◆ What the exercise asks: All of the data below is to be output exactly as written.

[App and web page records]
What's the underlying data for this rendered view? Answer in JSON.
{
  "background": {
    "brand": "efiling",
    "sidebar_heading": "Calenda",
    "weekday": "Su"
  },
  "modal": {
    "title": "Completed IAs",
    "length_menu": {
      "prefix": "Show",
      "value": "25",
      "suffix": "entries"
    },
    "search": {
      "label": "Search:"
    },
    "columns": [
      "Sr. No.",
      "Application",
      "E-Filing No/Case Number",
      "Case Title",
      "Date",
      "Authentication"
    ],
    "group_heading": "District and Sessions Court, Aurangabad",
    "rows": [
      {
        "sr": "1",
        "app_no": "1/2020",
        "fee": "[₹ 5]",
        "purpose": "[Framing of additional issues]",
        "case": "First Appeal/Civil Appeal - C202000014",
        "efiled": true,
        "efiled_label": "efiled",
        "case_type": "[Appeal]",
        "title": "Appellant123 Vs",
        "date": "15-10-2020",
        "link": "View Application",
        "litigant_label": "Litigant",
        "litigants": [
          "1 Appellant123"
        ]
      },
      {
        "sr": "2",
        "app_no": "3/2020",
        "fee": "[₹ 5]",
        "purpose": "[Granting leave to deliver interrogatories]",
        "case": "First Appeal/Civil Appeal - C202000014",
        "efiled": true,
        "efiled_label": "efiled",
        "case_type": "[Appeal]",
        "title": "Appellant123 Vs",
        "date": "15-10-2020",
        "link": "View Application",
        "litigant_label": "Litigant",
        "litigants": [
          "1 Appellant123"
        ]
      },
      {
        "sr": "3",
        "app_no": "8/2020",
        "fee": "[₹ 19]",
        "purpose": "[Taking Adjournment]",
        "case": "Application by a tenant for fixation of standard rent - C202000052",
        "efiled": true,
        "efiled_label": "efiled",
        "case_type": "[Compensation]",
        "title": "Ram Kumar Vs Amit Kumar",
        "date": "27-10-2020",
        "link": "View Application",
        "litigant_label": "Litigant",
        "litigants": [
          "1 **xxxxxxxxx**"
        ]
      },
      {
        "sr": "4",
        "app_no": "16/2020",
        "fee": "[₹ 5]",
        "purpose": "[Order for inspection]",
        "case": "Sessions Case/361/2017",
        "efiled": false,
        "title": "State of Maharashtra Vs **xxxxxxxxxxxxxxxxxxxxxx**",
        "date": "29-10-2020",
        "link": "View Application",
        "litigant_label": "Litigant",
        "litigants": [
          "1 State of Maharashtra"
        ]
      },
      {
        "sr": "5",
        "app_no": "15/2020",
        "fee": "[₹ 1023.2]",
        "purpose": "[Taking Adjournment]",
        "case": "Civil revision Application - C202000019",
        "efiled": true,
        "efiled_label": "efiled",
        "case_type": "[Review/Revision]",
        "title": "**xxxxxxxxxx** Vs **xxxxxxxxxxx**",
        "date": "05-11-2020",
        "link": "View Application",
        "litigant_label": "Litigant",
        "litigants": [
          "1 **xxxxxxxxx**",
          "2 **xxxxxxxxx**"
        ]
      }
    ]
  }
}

◆ Result for this task:
What's the underlying data for this rendered view? Answer in JSON.
{
  "background": {
    "brand": "efiling",
    "sidebar_heading": "Calenda",
    "weekday": "Su"
  },
  "modal": {
    "title": "Completed IAs",
    "length_menu": {
      "prefix": "Show",
      "value": "25",
      "suffix": "entries"
    },
    "search": {
      "label": "Search:"
    },
    "columns": [
      "Sr. No.",
      "Application",
      "E-Filing No/Case Number",
      "Case Title",
      "Date",
      "Authentication"
    ],
    "group_heading": "District and Sessions Court, Aurangabad",
    "rows": [
      {
        "sr": "1",
        "app_no": "1/2020",
        "fee": "[₹ 5]",
        "purpose": "[Framing of additional issues]",
        "case": "First Appeal/Civil Appeal - C202000014",
        "efiled": true,
        "efiled_label": "efiled",
        "case_type": "[Appeal]",
        "title": "Appellant123 Vs",
        "date": "15-10-2020",
        "link": "View Application",
        "litigant_label": "Litigant",
        "litigants": [
          "1 Appellant123"
        ]
      },
      {
        "sr": "2",
        "app_no": "3/2020",
        "fee": "[₹ 5]",
        "purpose": "[Granting leave to deliver interrogatories]",
        "case": "First Appeal/Civil Appeal - C202000014",
        "efiled": true,
        "efiled_label": "efiled",
        "case_type": "[Appeal]",
        "title": "Appellant123 Vs",
        "date": "15-10-2020",
        "link": "View Application",
        "litigant_label": "Litigant",
        "litigants": [
          "1 Appellant123"
        ]
      },
      {
        "sr": "3",
        "app_no": "8/2020",
        "fee": "[₹ 19]",
        "purpose": "[Taking Adjournment]",
        "case": "Application by a tenant for fixation of standard rent - C202000052",
        "efiled": true,
        "efiled_label": "efiled",
        "case_type": "[Compensation]",
        "title": "Ram Kumar Vs Amit Kumar",
        "date": "27-10-2020",
        "link": "View Application",
        "litigant_label": "Litigant",
        "litigants": [
          "1 **xxxxxxxxx**"
        ]
      },
      {
        "sr": "4",
        "app_no": "16/2020",
        "fee": "[₹ 5]",
        "purpose": "[Order for inspection]",
        "case": "Sessions Case/361/2017",
        "efiled": false,
        "title": "State of Maharashtra Vs **xxxxxxxxxxxxxxxxxxxxxx**",
        "date": "29-10-2020",
        "link": "View Application",
        "litigant_label": "Litigant",
        "litigants": [
          "1 State of Maharashtra"
        ]
      },
      {
        "sr": "5",
        "app_no": "15/2020",
        "fee": "[₹ 1023.2]",
        "purpose": "[Taking Adjournment]",
        "case": "Civil revision Application - C202000019",
        "efiled": true,
        "efiled_label": "efiled",
        "case_type": "[Review/Revision]",
        "title": "**xxxxxxxxxx** Vs **xxxxxxxxxxx**",
        "date": "05-11-2020",
        "link": "View Application",
        "litigant_label": "Litigant",
        "litigants": [
          "1 **xxxxxxxxx**",
          "2 **xxxxxxxxx**"
        ]
      }
    ]
  }
}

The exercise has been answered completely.